Ernst Haas: color correctionErnst Haas (March 2, 1921 – September 12, 1986) was an Austrian-American photojournalist and color photographer. During his 40-year career, Haas bridged the gap between photojournalism and the use of photography as a medium for expression and creativity. In addition to his coverage of events around the globe after World War II, Haas was an early innovator in color photography. His images were disseminated by magazines like Life and Vogue and, in 1962, were the subject of the first single-artist exhibition of color photography at New York's Museum of Modern Art. He served as president of the cooperative Magnum Photos, and his book The Creation (1971) was one of the most successful photography books ever, selling 350,000 copies.
Harry Gruyaert: dual perspectiveGruyaert was born in 1941 in Antwerp, Belgium. He studied at the School for Photo and Cinema in Brussels from 1959 to 1962. He began freelance work in Paris, while working as a director of photography for Flemish television.
In 1969 Gruyaert made his first trip to Morocco. The resulting work won him the Kodak Prize in 1976 and was published in the book Morocco in 1990. He travelled to India for the first time in 1976 and to Egypt in 1987.
In 1972 he photographed the Summer Olympic Games in Munich and the first Apollo flights as they were shown on a television set. This series, TV Shots, was first exhibited at the Delpire Gallery in 1974 and later elsewhere. It was published as a book in 2007.

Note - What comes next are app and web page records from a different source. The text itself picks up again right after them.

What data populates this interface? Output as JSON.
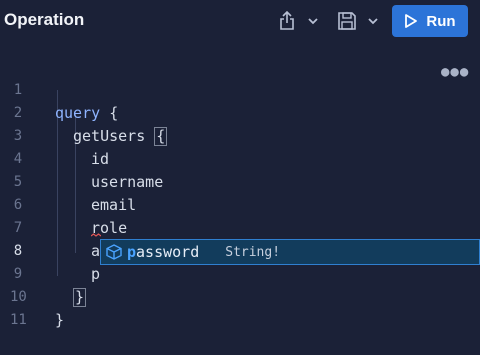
{
  "header": {
    "title": "Operation",
    "run_label": "Run"
  },
  "editor": {
    "lines": [
      {
        "num": "1",
        "text": "query"
      },
      {
        "num": "2",
        "text": "getUsers"
      },
      {
        "num": "3",
        "text": "id"
      },
      {
        "num": "4",
        "text": "username"
      },
      {
        "num": "5",
        "text": "email"
      },
      {
        "num": "6",
        "text": "role"
      },
      {
        "num": "7",
        "text": "active"
      },
      {
        "num": "8",
        "text": "p"
      },
      {
        "num": "9",
        "text": "}"
      },
      {
        "num": "10",
        "text": "}"
      },
      {
        "num": "11",
        "text": ""
      }
    ],
    "open_brace": "{",
    "active_line": "8"
  },
  "autocomplete": {
    "match": "p",
    "rest": "assword",
    "type": "String!"
  },
  "icons": {
    "share": "share-icon",
    "save": "save-icon",
    "run": "play-icon",
    "more": "more-horizontal-icon",
    "field": "field-cube-icon"
  },
  "colors": {
    "background": "#1b2137",
    "run_button": "#2c74d8",
    "suggest_bg": "#123c5c",
    "match_highlight": "#4aa3ff"
  }
}
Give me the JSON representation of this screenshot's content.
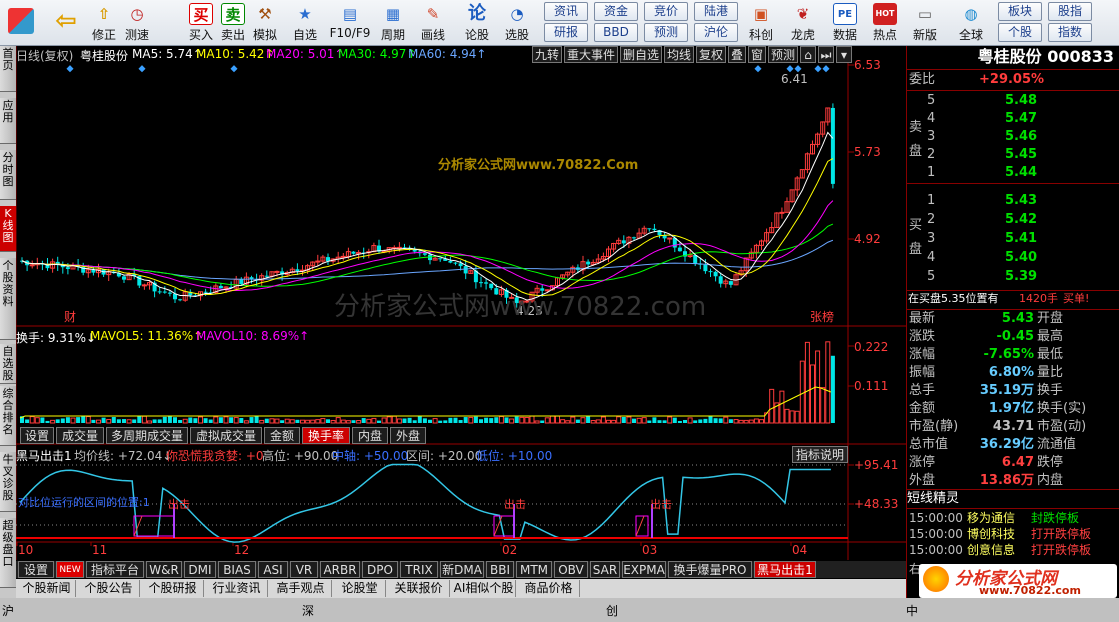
{
  "toolbar": {
    "items": [
      {
        "label": "修正",
        "icon": "up-arrow-icon"
      },
      {
        "label": "测速",
        "icon": "clock-icon"
      },
      {
        "label": "买入",
        "icon": "buy-icon",
        "glyph": "买"
      },
      {
        "label": "卖出",
        "icon": "sell-icon",
        "glyph": "卖"
      },
      {
        "label": "模拟",
        "icon": "hammer-icon"
      },
      {
        "label": "自选",
        "icon": "star-folder-icon"
      },
      {
        "label": "F10/F9",
        "icon": "window-icon"
      },
      {
        "label": "周期",
        "icon": "grid-icon"
      },
      {
        "label": "画线",
        "icon": "pencil-icon"
      },
      {
        "label": "论股",
        "icon": "discuss-icon",
        "glyph": "论"
      },
      {
        "label": "选股",
        "icon": "chart-search-icon"
      }
    ],
    "small_buttons": [
      "资讯",
      "资金",
      "竞价",
      "陆港",
      "研报",
      "BBD",
      "预测",
      "沪伦"
    ],
    "right_items": [
      {
        "label": "科创"
      },
      {
        "label": "龙虎"
      },
      {
        "label": "数据"
      },
      {
        "label": "热点"
      },
      {
        "label": "新版"
      },
      {
        "label": "全球"
      }
    ],
    "right_buttons": [
      "板块",
      "股指",
      "个股",
      "指数"
    ],
    "pe_glyph": "PE",
    "hot_glyph": "HOT"
  },
  "leftnav": [
    "首页",
    "应用",
    "分时图",
    "K线图",
    "个股资料",
    "自选股",
    "综合排名",
    "牛叉诊股",
    "超级盘口"
  ],
  "kline": {
    "header": {
      "mode": "日线(复权)",
      "stock": "粤桂股份",
      "ma5": "MA5: 5.74↑",
      "ma10": "MA10: 5.42↑",
      "ma20": "MA20: 5.01↑",
      "ma30": "MA30: 4.97↑",
      "ma60": "MA60: 4.94↑"
    },
    "toolbar": [
      "九转",
      "重大事件",
      "删自选",
      "均线",
      "复权",
      "叠",
      "窗",
      "预测"
    ],
    "price_ticks": [
      "6.53",
      "5.73",
      "4.92"
    ],
    "high_label": "6.41",
    "low_label": "4.23",
    "watermark": "分析家公式网www.70822.com",
    "watermark_small": "分析家公式网www.70822.Com",
    "badge_cai": "财",
    "badge_zhang": "张榜"
  },
  "volume": {
    "header": {
      "hs": "换手: 9.31%↓",
      "mavol5": "MAVOL5: 11.36%↑",
      "mavol10": "MAVOL10: 8.69%↑"
    },
    "ticks": [
      "0.222",
      "0.111"
    ]
  },
  "tabs_mid": [
    "设置",
    "成交量",
    "多周期成交量",
    "虚拟成交量",
    "金额",
    "换手率",
    "内盘",
    "外盘"
  ],
  "tabs_mid_active": "换手率",
  "indicator": {
    "name": "黑马出击1",
    "avg": "均价线: +72.04↓",
    "fear": "你恐慌我贪婪: +0",
    "high": "高位: +90.00",
    "mid_a": "中轴: +50.00",
    "interval": "区间: +20.00",
    "low_a": "低位: +10.00",
    "desc_btn": "指标说明",
    "ticks": [
      "+95.41",
      "+48.33"
    ],
    "note": "对比位运行的区间的位置:1",
    "signal": "出击"
  },
  "date_axis": [
    "10",
    "11",
    "12",
    "02",
    "03",
    "04"
  ],
  "tabs_bottom": [
    "设置",
    "NEW",
    "指标平台",
    "W&R",
    "DMI",
    "BIAS",
    "ASI",
    "VR",
    "ARBR",
    "DPO",
    "TRIX",
    "新DMA",
    "BBI",
    "MTM",
    "OBV",
    "SAR",
    "EXPMA",
    "换手爆量PRO",
    "黑马出击1"
  ],
  "tabs_bottom_active": "黑马出击1",
  "tabs_news": [
    "个股新闻",
    "个股公告",
    "个股研报",
    "行业资讯",
    "高手观点",
    "论股堂",
    "关联报价",
    "AI相似个股",
    "商品价格"
  ],
  "status": {
    "a": "沪",
    "b": "深",
    "c": "创",
    "d": "中"
  },
  "right": {
    "title": "粤桂股份 000833",
    "weibi_label": "委比",
    "weibi": "+29.05%",
    "sell_label": "卖盘",
    "buy_label": "买盘",
    "sells": [
      {
        "n": "5",
        "p": "5.48"
      },
      {
        "n": "4",
        "p": "5.47"
      },
      {
        "n": "3",
        "p": "5.46"
      },
      {
        "n": "2",
        "p": "5.45"
      },
      {
        "n": "1",
        "p": "5.44"
      }
    ],
    "buys": [
      {
        "n": "1",
        "p": "5.43"
      },
      {
        "n": "2",
        "p": "5.42"
      },
      {
        "n": "3",
        "p": "5.41"
      },
      {
        "n": "4",
        "p": "5.40"
      },
      {
        "n": "5",
        "p": "5.39"
      }
    ],
    "order_note": "在买盘5.35位置有",
    "order_qty": "1420手",
    "order_act": "买单!",
    "stats": [
      {
        "l": "最新",
        "v": "5.43",
        "r": "开盘",
        "c": "#00e000"
      },
      {
        "l": "涨跌",
        "v": "-0.45",
        "r": "最高",
        "c": "#00e000"
      },
      {
        "l": "涨幅",
        "v": "-7.65%",
        "r": "最低",
        "c": "#00e000"
      },
      {
        "l": "振幅",
        "v": "6.80%",
        "r": "量比",
        "c": "#66ccff"
      },
      {
        "l": "总手",
        "v": "35.19万",
        "r": "换手",
        "c": "#66ccff"
      },
      {
        "l": "金额",
        "v": "1.97亿",
        "r": "换手(实)",
        "c": "#66ccff"
      },
      {
        "l": "市盈(静)",
        "v": "43.71",
        "r": "市盈(动)",
        "c": "#c0c0c0"
      },
      {
        "l": "总市值",
        "v": "36.29亿",
        "r": "流通值",
        "c": "#66ccff"
      },
      {
        "l": "涨停",
        "v": "6.47",
        "r": "跌停",
        "c": "#ff4040"
      },
      {
        "l": "外盘",
        "v": "13.86万",
        "r": "内盘",
        "c": "#ff4040"
      }
    ],
    "short_title": "短线精灵",
    "short": [
      {
        "t": "15:00:00",
        "n": "移为通信",
        "e": "封跌停板",
        "c": "#00e000"
      },
      {
        "t": "15:00:00",
        "n": "博创科技",
        "e": "打开跌停板",
        "c": "#ff4040"
      },
      {
        "t": "15:00:00",
        "n": "创意信息",
        "e": "打开跌停板",
        "c": "#ff4040"
      }
    ],
    "logo": "分析家公式网",
    "logo_url": "www.70822.com",
    "bottom_text": "右"
  },
  "colors": {
    "up": "#ff3c3c",
    "down": "#00e6e6",
    "ma5": "#ffffff",
    "ma10": "#ffff00",
    "ma20": "#ff00ff",
    "ma30": "#00ff00",
    "ma60": "#6aa6ff"
  }
}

Gruyaert joined Magnum Photos in 1981 and became a full member in 1986. Yes